TASK REQUIREMENTS —
Could you copy every line of the data that contains the word "bytes"?

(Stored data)

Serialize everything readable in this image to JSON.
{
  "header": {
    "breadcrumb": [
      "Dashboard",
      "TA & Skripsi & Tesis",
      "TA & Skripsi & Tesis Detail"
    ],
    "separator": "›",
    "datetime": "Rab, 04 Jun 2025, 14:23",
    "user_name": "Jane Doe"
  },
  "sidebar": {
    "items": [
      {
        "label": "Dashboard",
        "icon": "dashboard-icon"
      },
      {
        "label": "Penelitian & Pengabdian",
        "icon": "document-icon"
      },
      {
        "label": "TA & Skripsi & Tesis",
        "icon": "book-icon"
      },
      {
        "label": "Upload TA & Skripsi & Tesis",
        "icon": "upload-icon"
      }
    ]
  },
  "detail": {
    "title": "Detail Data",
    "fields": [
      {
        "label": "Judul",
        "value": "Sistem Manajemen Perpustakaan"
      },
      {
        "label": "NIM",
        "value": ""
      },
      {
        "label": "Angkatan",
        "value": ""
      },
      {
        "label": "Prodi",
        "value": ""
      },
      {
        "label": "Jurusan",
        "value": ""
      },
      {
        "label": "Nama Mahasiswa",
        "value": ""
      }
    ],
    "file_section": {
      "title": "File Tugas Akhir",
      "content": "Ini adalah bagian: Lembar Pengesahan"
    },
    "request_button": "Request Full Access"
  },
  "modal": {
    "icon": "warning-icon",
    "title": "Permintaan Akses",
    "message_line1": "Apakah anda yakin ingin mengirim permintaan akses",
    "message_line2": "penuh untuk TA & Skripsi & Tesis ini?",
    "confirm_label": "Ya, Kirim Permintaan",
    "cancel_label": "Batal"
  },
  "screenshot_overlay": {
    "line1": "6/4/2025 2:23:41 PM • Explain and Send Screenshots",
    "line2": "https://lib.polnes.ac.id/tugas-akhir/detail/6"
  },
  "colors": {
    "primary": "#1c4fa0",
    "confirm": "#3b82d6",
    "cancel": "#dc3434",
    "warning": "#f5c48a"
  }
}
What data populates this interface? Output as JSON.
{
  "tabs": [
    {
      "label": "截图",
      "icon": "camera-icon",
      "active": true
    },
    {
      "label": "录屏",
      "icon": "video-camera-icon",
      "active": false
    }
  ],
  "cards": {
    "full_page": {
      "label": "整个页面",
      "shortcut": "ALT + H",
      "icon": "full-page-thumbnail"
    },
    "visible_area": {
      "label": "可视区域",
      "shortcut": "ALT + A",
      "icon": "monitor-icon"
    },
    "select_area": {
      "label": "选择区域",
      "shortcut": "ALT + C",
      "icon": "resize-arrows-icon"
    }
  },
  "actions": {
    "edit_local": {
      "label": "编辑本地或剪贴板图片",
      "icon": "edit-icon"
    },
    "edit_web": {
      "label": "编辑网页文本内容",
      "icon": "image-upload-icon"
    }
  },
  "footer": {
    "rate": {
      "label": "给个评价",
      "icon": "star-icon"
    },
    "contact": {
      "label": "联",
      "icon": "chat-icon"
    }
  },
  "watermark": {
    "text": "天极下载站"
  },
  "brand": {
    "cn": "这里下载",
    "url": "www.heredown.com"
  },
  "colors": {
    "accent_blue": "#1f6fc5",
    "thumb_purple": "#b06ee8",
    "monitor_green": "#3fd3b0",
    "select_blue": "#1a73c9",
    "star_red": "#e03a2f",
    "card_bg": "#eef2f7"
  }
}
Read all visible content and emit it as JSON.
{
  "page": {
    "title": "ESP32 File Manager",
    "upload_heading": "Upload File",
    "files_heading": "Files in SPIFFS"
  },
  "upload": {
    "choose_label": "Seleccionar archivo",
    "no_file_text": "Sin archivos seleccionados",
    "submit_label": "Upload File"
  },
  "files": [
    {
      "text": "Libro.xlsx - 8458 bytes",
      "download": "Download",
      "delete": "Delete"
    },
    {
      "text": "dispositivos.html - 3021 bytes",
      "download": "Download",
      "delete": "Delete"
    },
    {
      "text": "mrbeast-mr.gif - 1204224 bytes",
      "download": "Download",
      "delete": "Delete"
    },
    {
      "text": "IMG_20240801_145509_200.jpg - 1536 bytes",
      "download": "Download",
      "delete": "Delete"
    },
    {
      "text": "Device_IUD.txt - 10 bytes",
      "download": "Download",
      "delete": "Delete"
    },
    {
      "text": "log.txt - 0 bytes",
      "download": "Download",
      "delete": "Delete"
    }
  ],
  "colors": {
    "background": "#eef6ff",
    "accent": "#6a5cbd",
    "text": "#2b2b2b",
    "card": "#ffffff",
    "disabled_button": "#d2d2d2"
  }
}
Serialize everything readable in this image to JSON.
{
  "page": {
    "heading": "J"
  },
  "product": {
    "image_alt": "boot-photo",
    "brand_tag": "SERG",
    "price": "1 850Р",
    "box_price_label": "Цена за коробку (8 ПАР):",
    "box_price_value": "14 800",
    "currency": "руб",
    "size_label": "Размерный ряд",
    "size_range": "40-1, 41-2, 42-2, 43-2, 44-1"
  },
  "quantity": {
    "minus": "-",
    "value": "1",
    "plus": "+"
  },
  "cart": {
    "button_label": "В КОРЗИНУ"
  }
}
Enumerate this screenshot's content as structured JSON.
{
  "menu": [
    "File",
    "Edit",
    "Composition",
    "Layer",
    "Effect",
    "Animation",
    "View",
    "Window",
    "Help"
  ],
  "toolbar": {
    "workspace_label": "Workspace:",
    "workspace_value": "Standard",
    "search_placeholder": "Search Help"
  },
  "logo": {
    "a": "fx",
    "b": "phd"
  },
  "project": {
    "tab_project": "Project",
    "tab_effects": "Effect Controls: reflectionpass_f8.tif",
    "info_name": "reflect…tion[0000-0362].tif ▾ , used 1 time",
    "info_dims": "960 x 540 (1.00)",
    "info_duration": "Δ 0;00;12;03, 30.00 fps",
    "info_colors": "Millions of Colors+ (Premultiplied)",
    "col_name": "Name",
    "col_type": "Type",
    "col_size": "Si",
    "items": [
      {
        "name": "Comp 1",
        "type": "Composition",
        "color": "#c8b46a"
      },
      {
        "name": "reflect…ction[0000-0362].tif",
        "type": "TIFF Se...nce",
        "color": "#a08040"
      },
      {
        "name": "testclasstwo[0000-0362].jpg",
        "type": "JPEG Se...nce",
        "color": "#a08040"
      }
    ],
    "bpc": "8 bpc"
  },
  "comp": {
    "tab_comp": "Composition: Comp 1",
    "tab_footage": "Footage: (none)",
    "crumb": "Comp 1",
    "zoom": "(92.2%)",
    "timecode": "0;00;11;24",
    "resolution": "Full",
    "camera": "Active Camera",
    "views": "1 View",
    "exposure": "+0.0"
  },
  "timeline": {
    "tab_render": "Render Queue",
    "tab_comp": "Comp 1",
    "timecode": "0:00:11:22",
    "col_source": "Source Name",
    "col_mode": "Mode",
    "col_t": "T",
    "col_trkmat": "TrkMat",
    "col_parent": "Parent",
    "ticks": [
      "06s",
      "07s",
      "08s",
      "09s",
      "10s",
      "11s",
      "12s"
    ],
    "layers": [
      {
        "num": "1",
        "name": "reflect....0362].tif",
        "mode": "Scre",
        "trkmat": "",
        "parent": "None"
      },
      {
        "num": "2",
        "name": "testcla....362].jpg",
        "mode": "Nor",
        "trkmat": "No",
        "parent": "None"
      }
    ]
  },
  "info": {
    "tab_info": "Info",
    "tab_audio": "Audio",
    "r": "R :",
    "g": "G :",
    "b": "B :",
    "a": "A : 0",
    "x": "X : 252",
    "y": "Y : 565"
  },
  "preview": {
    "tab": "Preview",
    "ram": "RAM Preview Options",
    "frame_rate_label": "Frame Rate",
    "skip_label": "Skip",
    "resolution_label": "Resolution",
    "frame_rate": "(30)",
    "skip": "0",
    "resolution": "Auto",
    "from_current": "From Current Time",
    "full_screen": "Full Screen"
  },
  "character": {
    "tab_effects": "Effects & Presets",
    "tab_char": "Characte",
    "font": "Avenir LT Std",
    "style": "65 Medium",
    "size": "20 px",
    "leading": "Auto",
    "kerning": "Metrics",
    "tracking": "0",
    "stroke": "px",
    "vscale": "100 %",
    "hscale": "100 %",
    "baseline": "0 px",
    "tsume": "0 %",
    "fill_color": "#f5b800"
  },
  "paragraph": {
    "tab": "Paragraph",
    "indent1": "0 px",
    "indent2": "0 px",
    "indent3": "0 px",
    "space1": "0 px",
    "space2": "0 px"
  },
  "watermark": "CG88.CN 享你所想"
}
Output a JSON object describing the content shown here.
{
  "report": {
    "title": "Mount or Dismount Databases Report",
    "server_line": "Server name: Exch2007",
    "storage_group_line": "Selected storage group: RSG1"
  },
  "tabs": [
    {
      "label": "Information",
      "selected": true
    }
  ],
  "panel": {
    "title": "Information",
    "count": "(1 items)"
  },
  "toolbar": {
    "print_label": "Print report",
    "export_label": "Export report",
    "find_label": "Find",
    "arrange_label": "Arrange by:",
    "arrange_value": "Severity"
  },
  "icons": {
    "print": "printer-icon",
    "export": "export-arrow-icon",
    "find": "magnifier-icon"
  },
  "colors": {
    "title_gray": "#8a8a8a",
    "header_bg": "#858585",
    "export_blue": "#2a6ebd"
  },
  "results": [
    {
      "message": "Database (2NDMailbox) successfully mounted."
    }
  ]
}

RESULT OF THE EXERCISE —
      "text": "Libro.xlsx - 8458 bytes",
      "text": "dispositivos.html - 3021 bytes",
      "text": "mrbeast-mr.gif - 1204224 bytes",
      "text": "IMG_20240801_145509_200.jpg - 1536 bytes",
      "text": "Device_IUD.txt - 10 bytes",
      "text": "log.txt - 0 bytes",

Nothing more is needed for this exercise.